Embracing the Positivity of Colder Weather
As autumn paints the world in shades of orange and gold, and the cosy embrace of winter approaches, we're in for a delightful change in weather! While many eagerly anticipate the joys of the season, with holidays and festivals on the horizon, for some, the colder weather can bring unique challenges to mental health.
In the UK, where outdoor activities play a significant role in physical and mental well-being, transitioning from sunny days to crisp, chilly ones can lead to exciting transformations in our lives. In this article, we'll explore how colder weather can impact mental health and suggest ways to make the most of this season.
The Seasonal Struggle
The UK is no stranger to grey skies and persistent rain, but when the colder temperatures set in, the impact on mental health can be particularly pronounced. Several factors contribute to this:
- Reduced Sunlight: The most significant influence is the decrease in natural daylight or sunlight. As the days become shorter, exposure to sunlight is limited, leading to a decrease in the body's production of serotonin, the "feel-good" hormone. This can contribute to feelings of sadness and low energy. Lack of exposure to sunlight makes you deficient in vitamin D causing fatigue as well.

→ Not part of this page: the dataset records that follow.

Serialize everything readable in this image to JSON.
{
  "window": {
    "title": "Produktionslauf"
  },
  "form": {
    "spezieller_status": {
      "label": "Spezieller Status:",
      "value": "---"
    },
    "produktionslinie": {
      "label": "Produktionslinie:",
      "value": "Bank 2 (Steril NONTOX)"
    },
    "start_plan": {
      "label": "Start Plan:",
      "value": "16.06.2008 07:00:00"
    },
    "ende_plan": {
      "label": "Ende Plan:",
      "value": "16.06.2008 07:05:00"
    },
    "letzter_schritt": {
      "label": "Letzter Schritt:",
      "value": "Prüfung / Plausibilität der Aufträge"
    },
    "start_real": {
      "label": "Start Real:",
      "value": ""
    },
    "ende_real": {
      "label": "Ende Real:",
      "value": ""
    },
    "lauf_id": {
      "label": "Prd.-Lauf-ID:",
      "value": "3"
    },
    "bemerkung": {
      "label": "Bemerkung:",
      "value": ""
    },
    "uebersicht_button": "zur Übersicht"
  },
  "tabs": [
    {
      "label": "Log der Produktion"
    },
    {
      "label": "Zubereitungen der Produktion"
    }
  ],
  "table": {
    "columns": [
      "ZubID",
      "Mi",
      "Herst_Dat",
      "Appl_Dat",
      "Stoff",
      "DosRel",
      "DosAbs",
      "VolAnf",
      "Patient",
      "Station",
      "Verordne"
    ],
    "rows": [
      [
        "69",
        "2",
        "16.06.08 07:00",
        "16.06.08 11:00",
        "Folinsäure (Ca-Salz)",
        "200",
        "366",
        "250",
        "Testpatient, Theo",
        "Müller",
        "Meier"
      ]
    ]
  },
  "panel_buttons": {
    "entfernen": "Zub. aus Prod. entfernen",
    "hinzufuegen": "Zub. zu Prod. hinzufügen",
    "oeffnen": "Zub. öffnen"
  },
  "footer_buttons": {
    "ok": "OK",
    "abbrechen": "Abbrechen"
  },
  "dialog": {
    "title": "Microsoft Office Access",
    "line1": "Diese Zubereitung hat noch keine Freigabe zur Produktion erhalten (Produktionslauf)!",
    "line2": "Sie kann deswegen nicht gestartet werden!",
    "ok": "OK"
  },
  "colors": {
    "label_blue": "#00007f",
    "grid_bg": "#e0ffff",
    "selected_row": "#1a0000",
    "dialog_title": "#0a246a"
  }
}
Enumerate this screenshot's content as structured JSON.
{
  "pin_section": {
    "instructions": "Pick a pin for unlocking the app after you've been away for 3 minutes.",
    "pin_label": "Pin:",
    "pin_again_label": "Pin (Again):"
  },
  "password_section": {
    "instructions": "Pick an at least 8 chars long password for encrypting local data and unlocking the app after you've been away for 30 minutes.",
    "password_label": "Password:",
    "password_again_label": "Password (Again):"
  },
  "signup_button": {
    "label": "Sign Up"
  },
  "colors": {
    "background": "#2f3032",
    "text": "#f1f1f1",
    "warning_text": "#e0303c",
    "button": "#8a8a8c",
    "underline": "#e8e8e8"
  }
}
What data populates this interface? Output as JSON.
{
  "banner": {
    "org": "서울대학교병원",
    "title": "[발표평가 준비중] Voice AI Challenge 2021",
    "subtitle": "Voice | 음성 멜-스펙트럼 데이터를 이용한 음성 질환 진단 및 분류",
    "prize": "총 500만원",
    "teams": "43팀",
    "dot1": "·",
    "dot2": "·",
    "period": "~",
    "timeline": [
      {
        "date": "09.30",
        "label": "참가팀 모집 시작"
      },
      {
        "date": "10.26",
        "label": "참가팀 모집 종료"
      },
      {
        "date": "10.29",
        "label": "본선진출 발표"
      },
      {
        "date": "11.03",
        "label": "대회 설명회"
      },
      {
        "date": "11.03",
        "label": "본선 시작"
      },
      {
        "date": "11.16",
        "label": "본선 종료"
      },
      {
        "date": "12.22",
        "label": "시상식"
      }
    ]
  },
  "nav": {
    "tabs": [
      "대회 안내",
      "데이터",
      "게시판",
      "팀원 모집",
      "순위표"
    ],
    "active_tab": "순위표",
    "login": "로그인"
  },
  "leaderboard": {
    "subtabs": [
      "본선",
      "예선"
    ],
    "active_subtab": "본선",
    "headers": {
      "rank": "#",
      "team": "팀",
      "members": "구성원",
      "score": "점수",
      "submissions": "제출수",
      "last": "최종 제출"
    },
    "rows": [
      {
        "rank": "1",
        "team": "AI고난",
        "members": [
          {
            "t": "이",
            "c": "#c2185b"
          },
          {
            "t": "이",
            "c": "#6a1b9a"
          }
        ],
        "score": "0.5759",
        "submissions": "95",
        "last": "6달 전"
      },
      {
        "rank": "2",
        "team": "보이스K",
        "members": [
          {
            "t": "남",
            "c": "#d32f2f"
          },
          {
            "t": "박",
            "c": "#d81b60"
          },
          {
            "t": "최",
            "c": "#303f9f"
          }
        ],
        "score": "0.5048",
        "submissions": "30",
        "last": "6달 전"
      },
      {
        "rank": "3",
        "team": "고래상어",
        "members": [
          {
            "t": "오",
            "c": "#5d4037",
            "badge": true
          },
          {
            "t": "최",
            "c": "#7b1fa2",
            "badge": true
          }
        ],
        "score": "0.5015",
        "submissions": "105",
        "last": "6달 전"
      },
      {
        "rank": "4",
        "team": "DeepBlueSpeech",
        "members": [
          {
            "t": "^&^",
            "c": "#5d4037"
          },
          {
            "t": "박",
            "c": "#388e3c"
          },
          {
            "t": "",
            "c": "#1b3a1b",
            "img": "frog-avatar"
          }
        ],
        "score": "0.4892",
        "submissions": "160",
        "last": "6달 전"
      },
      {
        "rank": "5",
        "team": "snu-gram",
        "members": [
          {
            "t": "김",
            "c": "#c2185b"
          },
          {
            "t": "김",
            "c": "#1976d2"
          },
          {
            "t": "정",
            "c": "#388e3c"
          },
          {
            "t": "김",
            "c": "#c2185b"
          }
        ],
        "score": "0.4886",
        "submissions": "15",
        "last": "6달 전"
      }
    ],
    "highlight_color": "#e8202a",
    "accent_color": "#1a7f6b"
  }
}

- Isolation: The cold weather gives your body a signal to hibernate resulting in less energy levels. This often encourages people to stay indoors. This isolation can lead to feelings of loneliness and social withdrawal, which can be especially problematic for those already dealing with high anxiety levels.
- Seasonal Affective Disorder (SAD): Some individuals experience a form of depression known as Seasonal Affective Disorder, or SAD, during the winter months. SAD is characterised by symptoms such as low mood, fatigue, and a craving for carbohydrates, which can lead to weight gain thus leading to low self-esteem making you want to stay indoors more.
- Reduced Physical Activity: Cold weather often discourages outdoor exercise and recreational activities. The lack of physical activity can contribute to weight gain and exacerbate feelings of lethargy.
- Limited Exposure to Nature: The UK's lush countryside and beautiful parks offer a chance for rest and relaxation. Colder weather can limit opportunities for individuals to connect with nature, which is known to have a positive impact on mental well-being.
Embrace the Positivity
While colder weather offers many reasons to be cheerful, here are some approaches to maximise its positive impact:
1. Cherish Your Connections: Make the most of indoor gatherings and holiday celebrations to enjoy special moments with friends and family.
2. Stay Active: Even when it's cold outside. Regular physical activity is essential for mental well-being. Consider indoor exercises like yoga and dance workouts or joining a gym to maintain an active lifestyle. Always keep your energy levels high and your mood lifted.
3. Explore New Hobbies: Take up indoor activities that bring you joy and satisfaction. It's a perfect time to learn a new skill or immerse yourself in creative projects.
4. Practice Gratitude: Keep a gratitude journal and focus on the things that warm your heart during this season. It's a wonderful way to maintain a positive outlook.
5. Seasonal Delights: Savor the unique pleasures of winter, whether it's cosy evenings by the fire, hot cocoa with marshmallows, visiting Christmas markets or enjoying winter sports.
By recognising the opportunities that colder weather brings and taking proactive steps to enjoy them, you can make the most of the winter months and emerge into spring with a renewed sense of self. This season is a chance to create beautiful memories and thrive in its unique charm. So, let's cherish the wonders of the colder weather and make it a season to remember! Don't forget to spend some time outdoors, doing what you love, to enhance your well-being during this magical time of the year.